1 was unacquainted with grammar, and could not
spell! In this free, clear, and pithy way, Hogarth handled the great question of public instruction in art, and his conduct has been imputed to envy of the growing fame of Sir Joshua Reynolds. If those sarcastic strictures arose from envy-of which I find no traces-the envy of Hogarth was met by the contempt of Reynolds; for never in all his letters and discourses does Sir Joshua, save once or so, and that with more of censure than of praise, allude even to the existence of his eminent contemporary.
It is seldom that envy urges such sensible reasons for its opposition. Hogarth disliked a formal school, because he was the pupil of nature, and foresaw that students would flock to it from the feeling of trade rather than the impulse of genius, and that it would rather become a manufactory for conventional forms and hereditary graces. He satirized some of the dark masters, and laughed at, as well he might, their legions of saints and Madonnas. He saw their influence in England, and he lamented it and lampooned them ; but he was not, therefore, insensible to the merits of the more eminent masters. Opulent collectors were filling their galleries with the religious paintings of the Romish church, and vindicating their purchases by representing these works as the only patterns of all that is noble in art and worthy of imitation.
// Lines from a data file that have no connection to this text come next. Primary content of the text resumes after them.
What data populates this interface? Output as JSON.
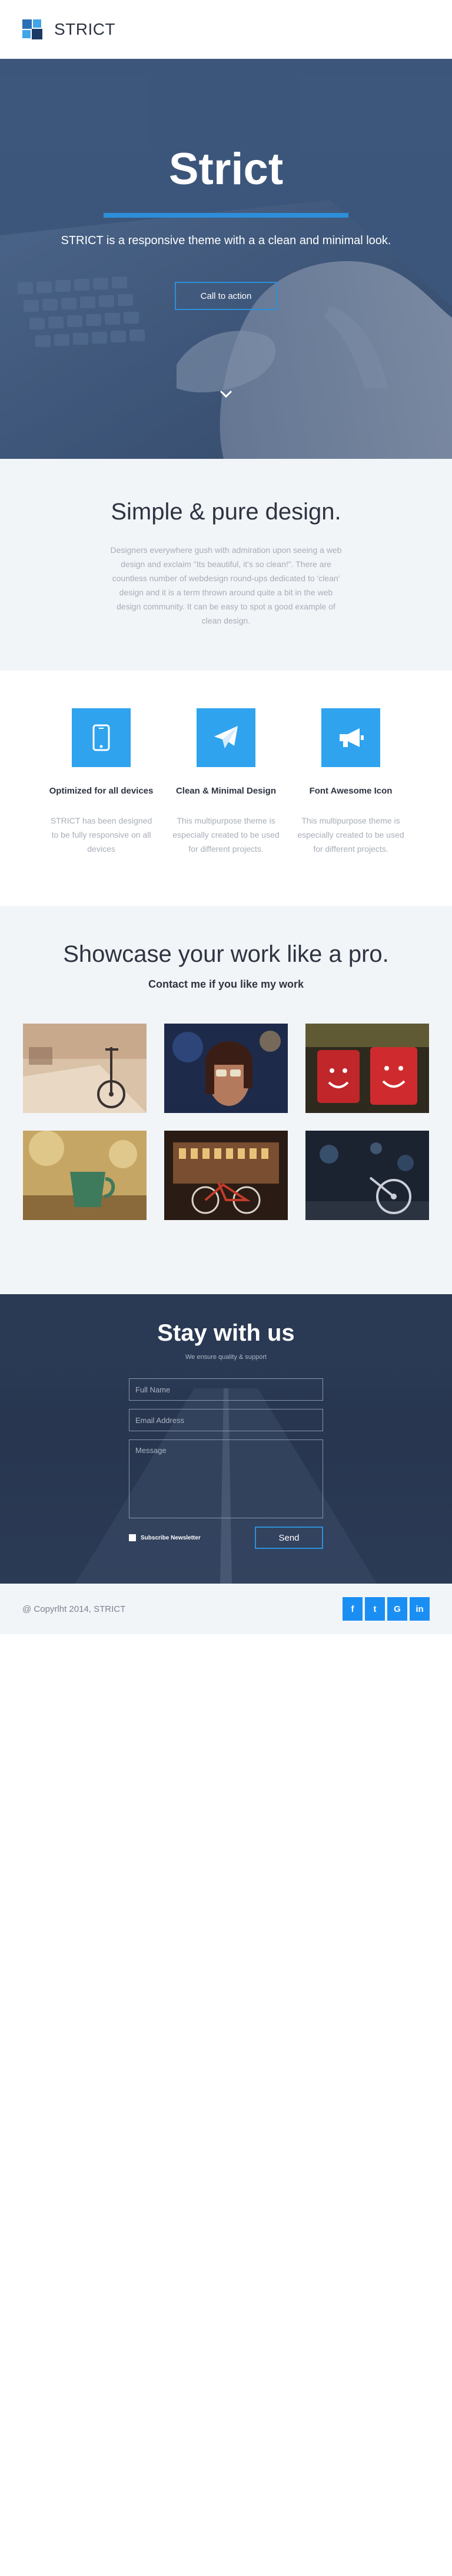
{
  "header": {
    "brand": "STRICT",
    "logo_icon": "strict-logo-icon"
  },
  "hero": {
    "title": "Strict",
    "subtitle": "STRICT is a responsive theme with a a clean and minimal look.",
    "cta_label": "Call to action",
    "scroll_icon": "chevron-down-icon",
    "accent": "#2d8fd9"
  },
  "design": {
    "title": "Simple & pure design.",
    "body": "Designers everywhere gush with admiration upon seeing a web design and exclaim \"Its beautiful, it's so clean!\". There are countless number of webdesign round-ups dedicated to 'clean' design and it is a term thrown around quite a bit in the web design community. It can be easy to spot a good example of clean design."
  },
  "features": [
    {
      "icon": "mobile-icon",
      "title": "Optimized for all devices",
      "body": "STRICT has been designed to be fully responsive on all devices"
    },
    {
      "icon": "paper-plane-icon",
      "title": "Clean & Minimal Design",
      "body": "This multipurpose theme is especially created to be used for different projects."
    },
    {
      "icon": "bullhorn-icon",
      "title": "Font Awesome Icon",
      "body": "This multipurpose theme is especially created to be used for different projects."
    }
  ],
  "showcase": {
    "title": "Showcase your work like a pro.",
    "subtitle": "Contact me if you like my work"
  },
  "contact": {
    "title": "Stay with us",
    "tagline": "We ensure quality & support",
    "name_placeholder": "Full Name",
    "email_placeholder": "Email Address",
    "message_placeholder": "Message",
    "subscribe_label": "Subscribe Newsletter",
    "send_label": "Send"
  },
  "footer": {
    "copyright": "@ Copyrlht 2014, STRICT",
    "social": [
      {
        "icon": "facebook-icon",
        "glyph": "f"
      },
      {
        "icon": "twitter-icon",
        "glyph": "t"
      },
      {
        "icon": "google-icon",
        "glyph": "G"
      },
      {
        "icon": "linkedin-icon",
        "glyph": "in"
      }
    ],
    "social_color": "#1a8ff3"
  }
}
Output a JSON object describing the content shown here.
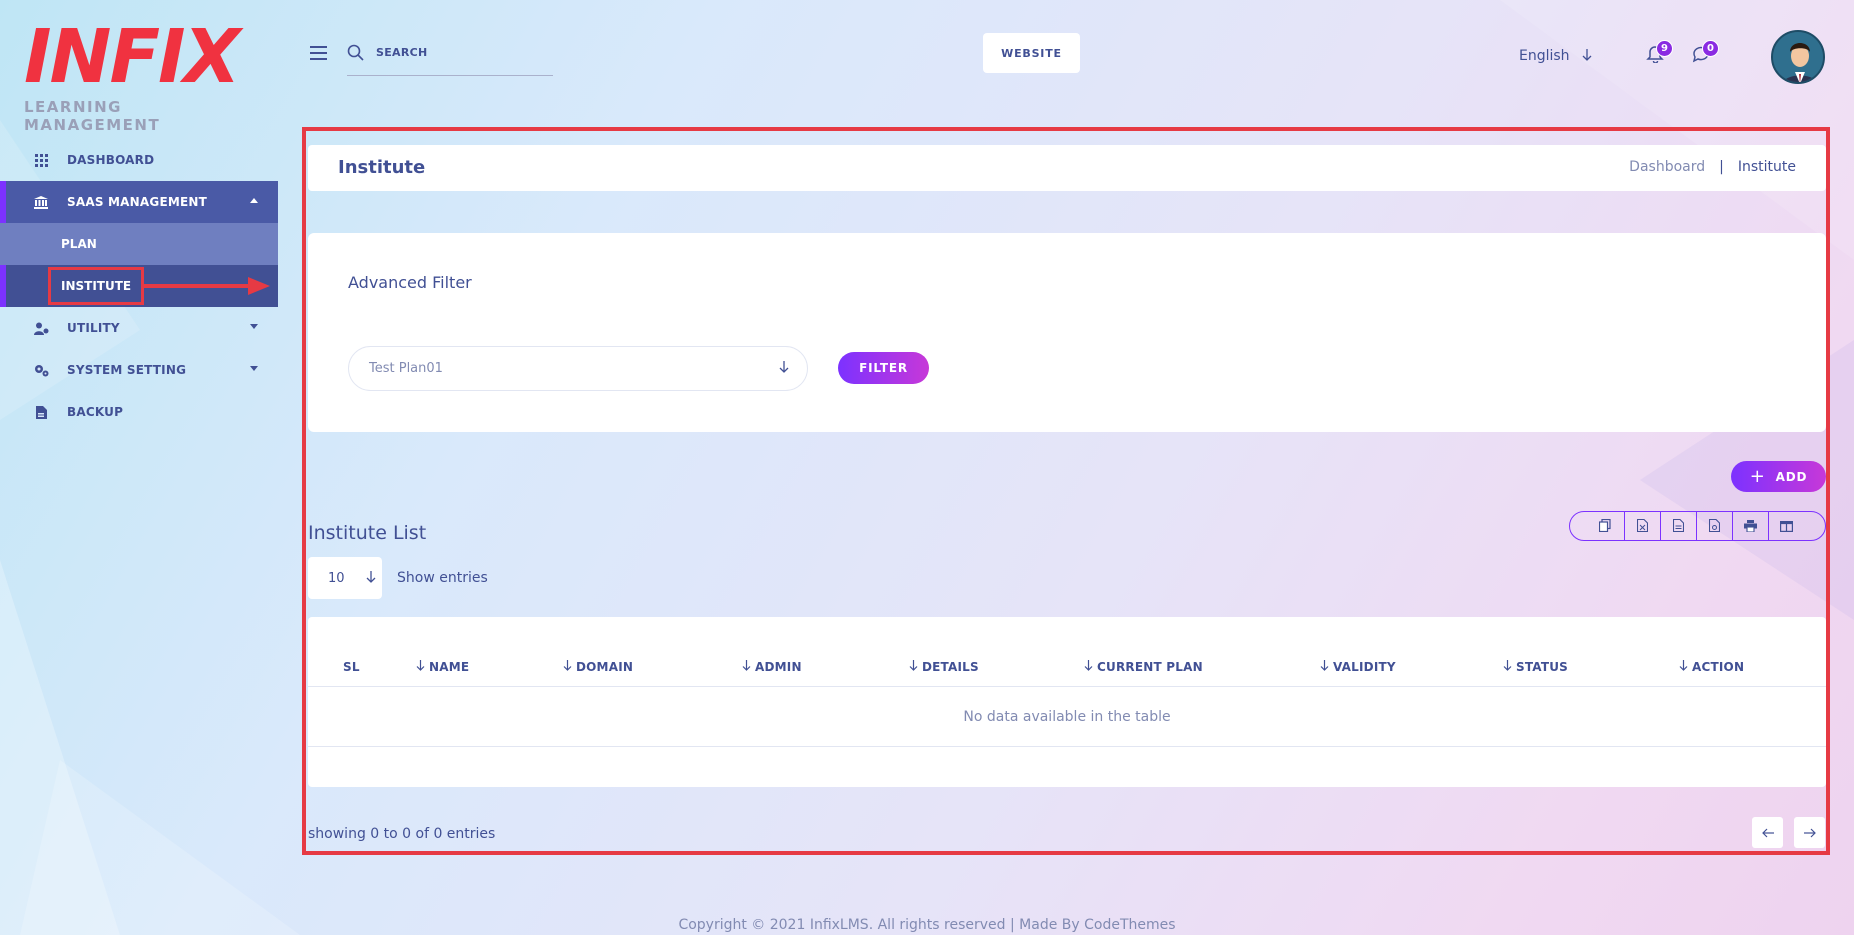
{
  "logo": {
    "main": "INFIX",
    "sub": "LEARNING MANAGEMENT"
  },
  "sidebar": {
    "items": [
      {
        "label": "DASHBOARD",
        "icon": "grid-icon"
      },
      {
        "label": "SAAS MANAGEMENT",
        "icon": "bank-icon"
      },
      {
        "label": "UTILITY",
        "icon": "user-gear-icon"
      },
      {
        "label": "SYSTEM SETTING",
        "icon": "gears-icon"
      },
      {
        "label": "BACKUP",
        "icon": "file-icon"
      }
    ],
    "sub_items": [
      {
        "label": "PLAN"
      },
      {
        "label": "INSTITUTE"
      }
    ]
  },
  "header": {
    "search_placeholder": "SEARCH",
    "website_label": "WEBSITE",
    "language": "English",
    "notifications_count": "9",
    "messages_count": "0"
  },
  "page": {
    "title": "Institute",
    "breadcrumb": [
      "Dashboard",
      "|",
      "Institute"
    ]
  },
  "filter": {
    "title": "Advanced Filter",
    "selected_plan": "Test Plan01",
    "button_label": "FILTER"
  },
  "list": {
    "add_label": "ADD",
    "title": "Institute List",
    "entries_value": "10",
    "entries_label": "Show entries",
    "columns": [
      "SL",
      "NAME",
      "DOMAIN",
      "ADMIN",
      "DETAILS",
      "CURRENT PLAN",
      "VALIDITY",
      "STATUS",
      "ACTION"
    ],
    "empty_text": "No data available in the table",
    "showing": "showing 0 to 0 of 0 entries",
    "tools": [
      "copy-icon",
      "excel-icon",
      "csv-icon",
      "pdf-icon",
      "print-icon",
      "columns-icon"
    ]
  },
  "footer": {
    "text": "Copyright © 2021 InfixLMS. All rights reserved | Made By CodeThemes"
  },
  "colors": {
    "primary": "#415094",
    "accent": "#7c32ff",
    "highlight": "#e63a44"
  }
}
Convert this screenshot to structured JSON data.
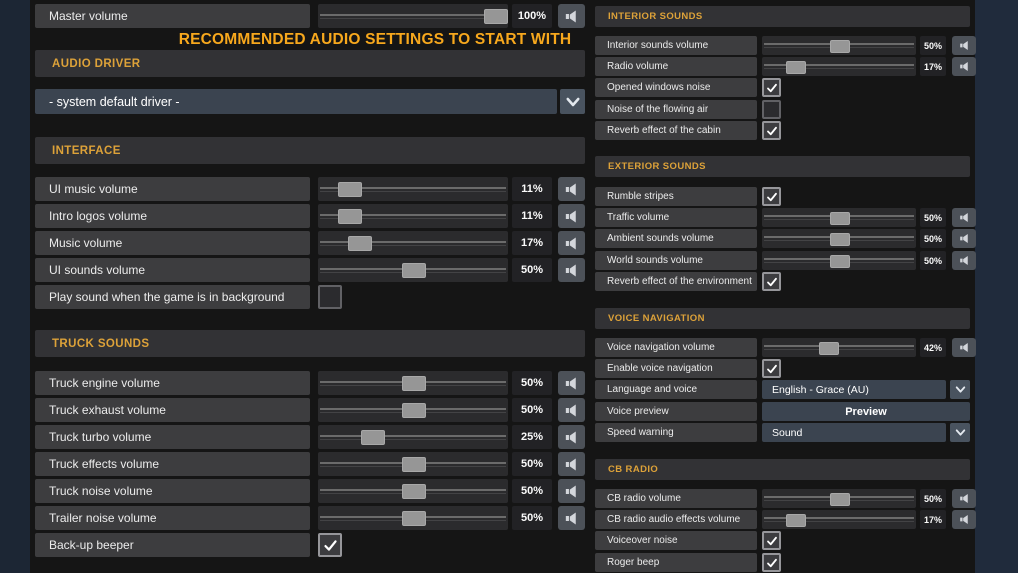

Hogarth perceived that all this was not according to the natural spirit of the nation; he well knew that our island had not yet poured out its own original mind in art, as it had done in poetry; and he felt assured that such a time would come, if native genius were not overlaid systematically by mock patrons and false instructers. In this mood he looked coldly, too coldly perhaps, on foreign art; and perhaps too fondly on his own productions. But even there, where vanity soonest misleads the judginent, he thought wisely. He contemplated liis own works, not as things excellent in themselves,